|A Polyalphabetic Cipher|
One of the main problems with simple substitution ciphers (Caesar's Cipher) is that they are so vulnerable to frequency analysis. Given a sufficiently large ciphertext, it can easily be broken by mapping the frequency of its letters to the know frequencies of, say, English text. Therefore, to make ciphers more secure, cryptographers have long been interested in developing enciphering techniques that are immune to frequency analysis. One of the most common approaches is to suppress the normal frequency data by using more than one alphabet to encrypt the message. A polyalphabetic substitution cipher involves the use of two or more cipher alphabets. Instead of there being a one-to-one relationship between each letter and its substitute, there is a one-to-many relationship between each letter and its substitutes.
The Vigenere Cipher , proposed by Blaise de Vigenere from the court of Henry III of France in the sixteenth century, is a polyalphabetic substitution based on the following tableau:
This time one uses the keyword letter to pick a column of the table and then traces down the column to the row containing the ciphertext letter. The index of that row is the plaintext letter.
The strength of the Vigenere cipher against frequency analysis can be seen by examining the above ciphertext. Note that there are 7
"T" in the plaintext message and that they have been encrypted by
"H", "L", "K", "M", "G",

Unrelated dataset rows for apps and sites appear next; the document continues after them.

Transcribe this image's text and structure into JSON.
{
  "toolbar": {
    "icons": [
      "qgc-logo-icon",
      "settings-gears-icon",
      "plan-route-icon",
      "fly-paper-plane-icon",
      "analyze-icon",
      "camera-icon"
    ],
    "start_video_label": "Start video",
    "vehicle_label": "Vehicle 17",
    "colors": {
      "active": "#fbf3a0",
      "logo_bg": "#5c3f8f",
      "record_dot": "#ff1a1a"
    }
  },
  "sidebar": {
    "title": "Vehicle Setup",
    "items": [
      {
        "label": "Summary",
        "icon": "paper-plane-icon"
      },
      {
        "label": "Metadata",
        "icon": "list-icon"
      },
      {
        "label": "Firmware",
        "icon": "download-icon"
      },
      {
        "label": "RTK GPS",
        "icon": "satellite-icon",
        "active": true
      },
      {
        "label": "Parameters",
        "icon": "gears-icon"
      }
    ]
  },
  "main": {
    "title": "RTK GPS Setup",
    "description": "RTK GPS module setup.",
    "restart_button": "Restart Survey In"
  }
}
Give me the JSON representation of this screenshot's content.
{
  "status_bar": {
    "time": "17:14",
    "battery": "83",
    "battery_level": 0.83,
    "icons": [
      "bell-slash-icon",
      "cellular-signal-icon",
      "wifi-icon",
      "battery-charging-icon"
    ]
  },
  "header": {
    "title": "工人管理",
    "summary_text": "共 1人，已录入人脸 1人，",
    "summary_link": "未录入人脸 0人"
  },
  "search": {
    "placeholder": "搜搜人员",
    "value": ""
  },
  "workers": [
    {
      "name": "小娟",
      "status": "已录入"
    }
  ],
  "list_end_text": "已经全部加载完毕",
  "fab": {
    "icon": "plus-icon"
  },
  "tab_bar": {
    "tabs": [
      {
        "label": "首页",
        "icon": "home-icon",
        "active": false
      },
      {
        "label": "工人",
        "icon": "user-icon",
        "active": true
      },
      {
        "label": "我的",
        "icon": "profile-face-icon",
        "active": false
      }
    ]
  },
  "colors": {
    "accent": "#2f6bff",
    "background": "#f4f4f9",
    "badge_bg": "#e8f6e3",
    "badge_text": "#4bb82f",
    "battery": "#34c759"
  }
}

"X", and "L" respectively. This successfully masks the frequency characteristics of the English
"T". One way of looking at this is to notice that each letter of our keyword RELATIONS picks out 1 of the 26 possible substitution alphabets given in the Vigenere tableau. Thus, any message encrypted by a Vigenere cipher is a collection of as many simple substitution ciphers as there are letters in the keyword.
|Solving the Vigenere Cipher|
Vigenere-like substitution ciphers were regarded by many as practically unbreakable for 300 years.
In 1863, a Prussian major named Kasiski proposed a method for breaking a Vigenere cipher that consisted of finding the length of the keyword and then dividing the message into that many simple substitution cryptograms. Frequency analysis could then be used to solve the resulting simple substitutions. Kasiski's technique for finding the length of the keyword was based on measuring the distance between repeated bigrams in the ciphertext.
A variant of this method, proposed by the French cryptographer
Kerckhoff, is based on discovering the keyword itself and then using it to decipher the cryptogram. This modern day version of the Kerckhoff method turns out to be very effective.